Friday, September 19, 2014
Inquirer Daily News

How the "God Particle" is not like God and Where Mass Comes From.

It sounds very anti-intuitive to say a particle gives mass to other particles. It's almost like saying God created the universe, which begs the question of what created God. If you need some outside entitiy to give you mass, when what gives the Higgs its mass?

How the "God Particle" is not like God and Where Mass Comes From.

 To cheers and standing ovations, scientists at the world´s biggest atom smasher claimed the discovery of a new subatomic particle Wednesday July 4, 2012, calling it "consistent" with the long-sought Higgs boson — popularly known as the "God particle" — that helps explain what gives all matter in the universe size and shape. (AP Photo/CERN)
To cheers and standing ovations, scientists at the world's biggest atom smasher claimed the discovery of a new subatomic particle Wednesday July 4, 2012, calling it "consistent" with the long-sought Higgs boson — popularly known as the "God particle" — that helps explain what gives all matter in the universe size and shape. (AP Photo/CERN)

Hi. Higgs here. Whether I won my bet or not, I’m happy for the physicists, even if the Higgs particle has acquired has the most annoying nickname ever to be given to a scientific idea. Every time I hear the term “God Particle” I bring up a hairball.

It's just plain pompous, whether one believes in God or not. It's also not descriptive or helpful.

And it's confusing. When people say the Higgs particle gives other particles their masses, it suggests that particles need some outside entity to give them mass. So what, then, gives the Higgs its mass? The situation is quite analogous to the proposition that God created everything in the universe, which implies that things can't exist without a creator and then begs the question of who or what created God.

Despite their inability to shake the odious "God Particle" label, physicists don't really think of the Higgs this way.

More coverage
 
More in Health: The challenge of treating irritable bowel
 
More in Health: Grilling tip - don't eat the wire brush

Here’s the result of some research we did with our local physicists:

The Higgs is named after the English physicist Peter Higgs, who proposed a theory in 1964 to explain a mystery: why the constituents of matter have mass but the light particle, or photon, is massless.

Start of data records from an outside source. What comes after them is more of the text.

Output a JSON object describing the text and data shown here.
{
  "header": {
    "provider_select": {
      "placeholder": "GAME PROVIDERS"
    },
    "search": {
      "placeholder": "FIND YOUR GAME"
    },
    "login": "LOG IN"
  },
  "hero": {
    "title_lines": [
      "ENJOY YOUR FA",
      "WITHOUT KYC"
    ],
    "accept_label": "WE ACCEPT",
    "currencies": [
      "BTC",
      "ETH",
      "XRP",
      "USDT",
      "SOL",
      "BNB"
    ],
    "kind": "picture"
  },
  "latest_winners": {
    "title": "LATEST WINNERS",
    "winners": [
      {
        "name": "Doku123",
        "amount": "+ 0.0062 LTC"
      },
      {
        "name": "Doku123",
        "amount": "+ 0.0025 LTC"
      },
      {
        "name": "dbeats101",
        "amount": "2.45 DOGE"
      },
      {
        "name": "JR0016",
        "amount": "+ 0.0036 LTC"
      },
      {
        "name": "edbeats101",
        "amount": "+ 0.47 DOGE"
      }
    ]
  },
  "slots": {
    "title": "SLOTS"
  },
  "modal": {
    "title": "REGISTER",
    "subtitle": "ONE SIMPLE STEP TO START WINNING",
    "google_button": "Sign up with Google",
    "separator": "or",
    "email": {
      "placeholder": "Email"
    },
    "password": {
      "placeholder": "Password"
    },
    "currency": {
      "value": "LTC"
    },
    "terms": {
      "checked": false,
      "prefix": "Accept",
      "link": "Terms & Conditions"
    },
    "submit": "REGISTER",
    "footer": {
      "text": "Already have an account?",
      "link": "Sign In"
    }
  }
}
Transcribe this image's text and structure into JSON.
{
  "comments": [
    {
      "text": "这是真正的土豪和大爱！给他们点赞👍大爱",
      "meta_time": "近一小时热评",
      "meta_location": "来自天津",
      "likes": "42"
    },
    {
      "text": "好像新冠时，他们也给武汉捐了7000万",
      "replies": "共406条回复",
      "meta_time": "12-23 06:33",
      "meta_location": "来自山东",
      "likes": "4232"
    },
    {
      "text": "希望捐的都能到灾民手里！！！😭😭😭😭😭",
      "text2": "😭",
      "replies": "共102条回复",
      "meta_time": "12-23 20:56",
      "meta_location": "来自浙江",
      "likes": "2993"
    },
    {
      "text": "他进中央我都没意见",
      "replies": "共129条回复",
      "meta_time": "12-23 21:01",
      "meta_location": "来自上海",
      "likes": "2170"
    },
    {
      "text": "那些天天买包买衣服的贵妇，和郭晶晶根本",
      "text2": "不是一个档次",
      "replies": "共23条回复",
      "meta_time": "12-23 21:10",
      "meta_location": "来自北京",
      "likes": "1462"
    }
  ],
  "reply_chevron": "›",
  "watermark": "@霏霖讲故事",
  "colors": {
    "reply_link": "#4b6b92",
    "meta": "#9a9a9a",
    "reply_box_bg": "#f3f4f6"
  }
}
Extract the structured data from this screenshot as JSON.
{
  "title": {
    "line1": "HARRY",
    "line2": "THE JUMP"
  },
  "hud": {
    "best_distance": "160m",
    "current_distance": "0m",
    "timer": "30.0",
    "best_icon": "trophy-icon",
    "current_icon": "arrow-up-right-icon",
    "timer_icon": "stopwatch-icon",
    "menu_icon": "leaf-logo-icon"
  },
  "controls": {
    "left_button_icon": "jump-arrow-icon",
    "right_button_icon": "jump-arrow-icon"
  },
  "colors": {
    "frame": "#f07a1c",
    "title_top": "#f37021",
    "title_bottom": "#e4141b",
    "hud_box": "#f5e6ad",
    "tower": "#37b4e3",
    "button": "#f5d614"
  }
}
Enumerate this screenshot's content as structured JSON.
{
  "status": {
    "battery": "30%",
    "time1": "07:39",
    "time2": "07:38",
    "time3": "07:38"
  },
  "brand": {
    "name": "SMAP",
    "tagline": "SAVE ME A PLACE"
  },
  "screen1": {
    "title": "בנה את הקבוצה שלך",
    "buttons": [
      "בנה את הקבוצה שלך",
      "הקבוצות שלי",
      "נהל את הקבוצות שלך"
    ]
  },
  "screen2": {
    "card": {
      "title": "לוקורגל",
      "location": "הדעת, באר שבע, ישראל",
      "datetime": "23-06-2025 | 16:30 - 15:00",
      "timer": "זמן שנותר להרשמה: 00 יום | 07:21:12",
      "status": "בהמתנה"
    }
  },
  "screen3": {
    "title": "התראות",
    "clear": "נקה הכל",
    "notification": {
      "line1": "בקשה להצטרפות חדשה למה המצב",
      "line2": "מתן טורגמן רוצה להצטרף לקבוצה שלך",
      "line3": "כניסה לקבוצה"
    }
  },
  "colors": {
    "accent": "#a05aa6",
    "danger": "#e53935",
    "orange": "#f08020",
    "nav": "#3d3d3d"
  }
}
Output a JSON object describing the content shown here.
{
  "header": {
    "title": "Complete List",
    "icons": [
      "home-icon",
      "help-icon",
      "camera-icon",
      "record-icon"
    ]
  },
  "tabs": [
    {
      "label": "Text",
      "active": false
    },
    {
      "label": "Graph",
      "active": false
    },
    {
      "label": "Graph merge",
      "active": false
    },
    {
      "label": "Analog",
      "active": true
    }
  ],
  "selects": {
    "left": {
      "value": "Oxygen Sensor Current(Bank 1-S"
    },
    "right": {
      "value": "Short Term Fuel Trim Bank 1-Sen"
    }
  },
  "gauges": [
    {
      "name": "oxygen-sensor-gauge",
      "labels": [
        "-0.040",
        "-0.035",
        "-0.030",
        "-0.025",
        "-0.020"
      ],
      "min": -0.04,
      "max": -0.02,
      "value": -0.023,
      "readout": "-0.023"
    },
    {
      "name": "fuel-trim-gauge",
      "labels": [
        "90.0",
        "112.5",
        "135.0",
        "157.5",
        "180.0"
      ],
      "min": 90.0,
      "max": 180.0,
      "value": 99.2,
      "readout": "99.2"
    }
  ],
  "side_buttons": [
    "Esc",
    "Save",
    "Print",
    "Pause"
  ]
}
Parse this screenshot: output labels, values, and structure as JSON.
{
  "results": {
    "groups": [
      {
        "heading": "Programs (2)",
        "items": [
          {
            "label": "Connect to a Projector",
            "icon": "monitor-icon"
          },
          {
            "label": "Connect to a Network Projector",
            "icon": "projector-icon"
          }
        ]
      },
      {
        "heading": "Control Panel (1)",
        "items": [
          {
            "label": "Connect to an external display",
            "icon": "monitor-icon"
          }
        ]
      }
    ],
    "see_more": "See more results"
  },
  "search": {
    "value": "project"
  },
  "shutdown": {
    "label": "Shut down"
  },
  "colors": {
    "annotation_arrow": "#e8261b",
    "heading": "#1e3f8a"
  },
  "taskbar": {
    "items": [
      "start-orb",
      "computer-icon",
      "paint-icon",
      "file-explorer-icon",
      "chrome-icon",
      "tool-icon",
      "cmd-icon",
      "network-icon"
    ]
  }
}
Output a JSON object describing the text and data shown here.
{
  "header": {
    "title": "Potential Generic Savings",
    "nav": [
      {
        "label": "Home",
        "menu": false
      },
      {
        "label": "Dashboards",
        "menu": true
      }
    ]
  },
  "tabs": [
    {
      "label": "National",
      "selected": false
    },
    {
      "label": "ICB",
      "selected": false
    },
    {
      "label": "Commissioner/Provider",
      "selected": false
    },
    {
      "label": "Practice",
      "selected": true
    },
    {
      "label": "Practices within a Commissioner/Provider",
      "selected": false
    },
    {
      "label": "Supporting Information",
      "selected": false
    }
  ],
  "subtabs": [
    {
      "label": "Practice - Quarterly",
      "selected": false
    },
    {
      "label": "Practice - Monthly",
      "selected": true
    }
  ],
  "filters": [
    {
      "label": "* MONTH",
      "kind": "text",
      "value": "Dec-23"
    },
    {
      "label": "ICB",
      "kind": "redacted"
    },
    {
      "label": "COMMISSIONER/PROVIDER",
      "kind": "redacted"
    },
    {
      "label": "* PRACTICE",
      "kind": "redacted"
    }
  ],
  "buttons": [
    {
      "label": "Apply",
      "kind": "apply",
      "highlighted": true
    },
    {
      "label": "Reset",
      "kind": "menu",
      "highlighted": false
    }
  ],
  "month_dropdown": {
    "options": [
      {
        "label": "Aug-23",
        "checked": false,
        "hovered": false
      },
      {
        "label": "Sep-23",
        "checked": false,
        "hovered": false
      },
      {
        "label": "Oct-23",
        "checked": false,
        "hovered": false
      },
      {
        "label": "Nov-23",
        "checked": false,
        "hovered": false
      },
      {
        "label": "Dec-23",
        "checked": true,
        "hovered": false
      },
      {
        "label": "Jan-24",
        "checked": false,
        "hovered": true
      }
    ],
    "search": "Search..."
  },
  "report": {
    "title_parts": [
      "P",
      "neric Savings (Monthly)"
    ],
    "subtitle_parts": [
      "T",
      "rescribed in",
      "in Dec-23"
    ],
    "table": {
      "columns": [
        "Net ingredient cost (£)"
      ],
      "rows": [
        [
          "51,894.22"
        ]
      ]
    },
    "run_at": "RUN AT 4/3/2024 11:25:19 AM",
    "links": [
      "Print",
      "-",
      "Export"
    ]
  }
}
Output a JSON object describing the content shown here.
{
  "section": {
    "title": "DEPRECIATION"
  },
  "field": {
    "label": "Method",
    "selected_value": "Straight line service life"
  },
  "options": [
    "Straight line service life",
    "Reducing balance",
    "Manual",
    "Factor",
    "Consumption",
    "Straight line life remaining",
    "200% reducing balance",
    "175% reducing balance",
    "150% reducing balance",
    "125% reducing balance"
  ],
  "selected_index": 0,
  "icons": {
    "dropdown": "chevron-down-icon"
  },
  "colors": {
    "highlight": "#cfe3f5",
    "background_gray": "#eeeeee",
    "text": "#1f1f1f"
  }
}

Scientists had gotten used to the idea that electric and magnetic fields could pervade space, and Higgs proposed another field, bearing his name, through which particles could acquire mass.
Physicists say Higgs particles can be thought of as waves or ripples in the Higgs field. The particle is the manifestation of the Higgs theory that's potentially testable.

In the 1970s, the Higgs field was incorporated into a Nobel-winning theory that united electromagnetism with one of the forces involved in nuclear reactions. Now the Higgs idea is woven into the so-called Standard Model, which describes the constituents of matter and the forces that act on them.

So there you go. What they’re seeing is the testable prediction of Dr. Higgs’ idea. The particle doesn't magically bestow mass on other particles. All the particles, including the Higgs, are being weighted down by the Higgs field. By the way, this idea was independently formulated by a few other scientists so there may be a big catfight around Nobel time. Still, the physicists all deserve a treat. Thanks for letting me express my views. – Higgs.

About this blog
Faye Flam - writer
In pursuit of her stories, writer Faye Flam has weathered storms in Greenland, gotten frost nip at the South Pole, and floated weightless aboard NASA’s zero-g plane. She has a degree in geophysics from the California Institute of Technology and started her writing career with the Economist. She later took on the particle physics and cosmology beat at Science Magazine before coming to the Inquirer in 1995. Her previous science column, “Carnal Knowledge,” ran from 2005 to 2008. Her new column and blog, Planet of the Apes, explores the topic of evolution and runs here and in the Inquirer’s health section each Monday. Email Faye at fflam@phillynews.com. Reach Planet of the at fflam@phillynews.com.

Planet of the Apes
Latest Health Videos
Also on Philly.com:
Stay Connected